speed_freakArchie Barrington is fifteen years old, and is preparing for the biggest race tournament of his life. He has been a kart driver since the age of six, and has always loved the thrill of speeding down the track, the roar of the kart and the tension of the race itself. Archie has often dreamed of competing against the best of the best, on the finest racecourses – and this could be his chance.

The Challenge series is about to begin, and the prize is a race in Europe. Archie will be racing against old friends, new enemies, and everyone in between. Craig is desperate to win, and will do anything to beat the other teens. Silver has just returned to racing after a family tragedy, and is infuriating everyone with her wild driving and constant silence.

As the competition ensues, Archie must deal with pressure at home as well – his dad’s girlfriend and her seven-year-old son Felix are moving in. Felix is instantly fascinated by Archie’s karting tournament, and wants to learn to drive too…but his mother isn’t impressed by this at all, and she blames Archie for her son’s dangerous new interest.

While trying to keep an eye on Felix, Archie must push the limits of himself and his kart to beat Craig and come out on top. But when the rules are manipulated, will Archie be able to cope with the pressure on him? One thing is for certain, though – this once-in-a-lifetime opportunity won’t wait for him…Archie is going to have to chase after it at full speed.

Speed Freak is a Young Adult Finalist in the New Zealand Post Book Awards for 2014, and it is exactly the sort of book you might expect from award-winning author Fleur Beale; captivating, honest, and completely unique. This book will be one that I will constantly reread, and Beale certainly has my vote for the Book Awards this year.

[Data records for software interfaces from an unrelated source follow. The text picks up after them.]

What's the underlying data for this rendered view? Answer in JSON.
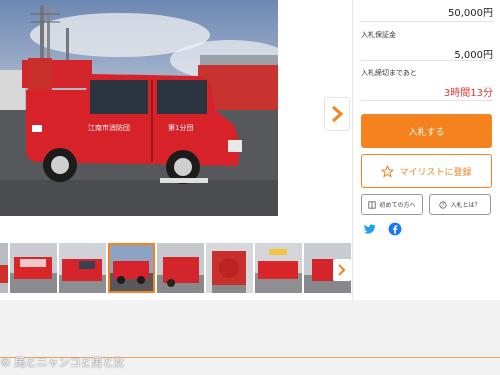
{
  "panel": {
    "current_price": "50,000円",
    "deposit_label": "入札保証金",
    "deposit_value": "5,000円",
    "deadline_label": "入札締切まであと",
    "deadline_value": "3時間13分",
    "bid_button": "入札する",
    "mylist_button": "マイリストに登録",
    "first_time_button": "初めての方へ",
    "what_is_bid_button": "入札とは？"
  },
  "photo": {
    "door_text": "江南市消防団",
    "unit_text": "第1分団"
  },
  "watermark": "© 馬とニャンコと男と女",
  "colors": {
    "accent": "#f5821f",
    "deadline": "#e53935",
    "twitter": "#1da1f2",
    "facebook": "#1877f2"
  },
  "icons": [
    "chevron-right-icon",
    "star-icon",
    "book-icon",
    "help-circle-icon",
    "twitter-icon",
    "facebook-icon"
  ]
}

Reviewed by Tierney Reardon

Speed Freak
by Fleur Beale
Published by Random House NZ
ISBN 9781775534709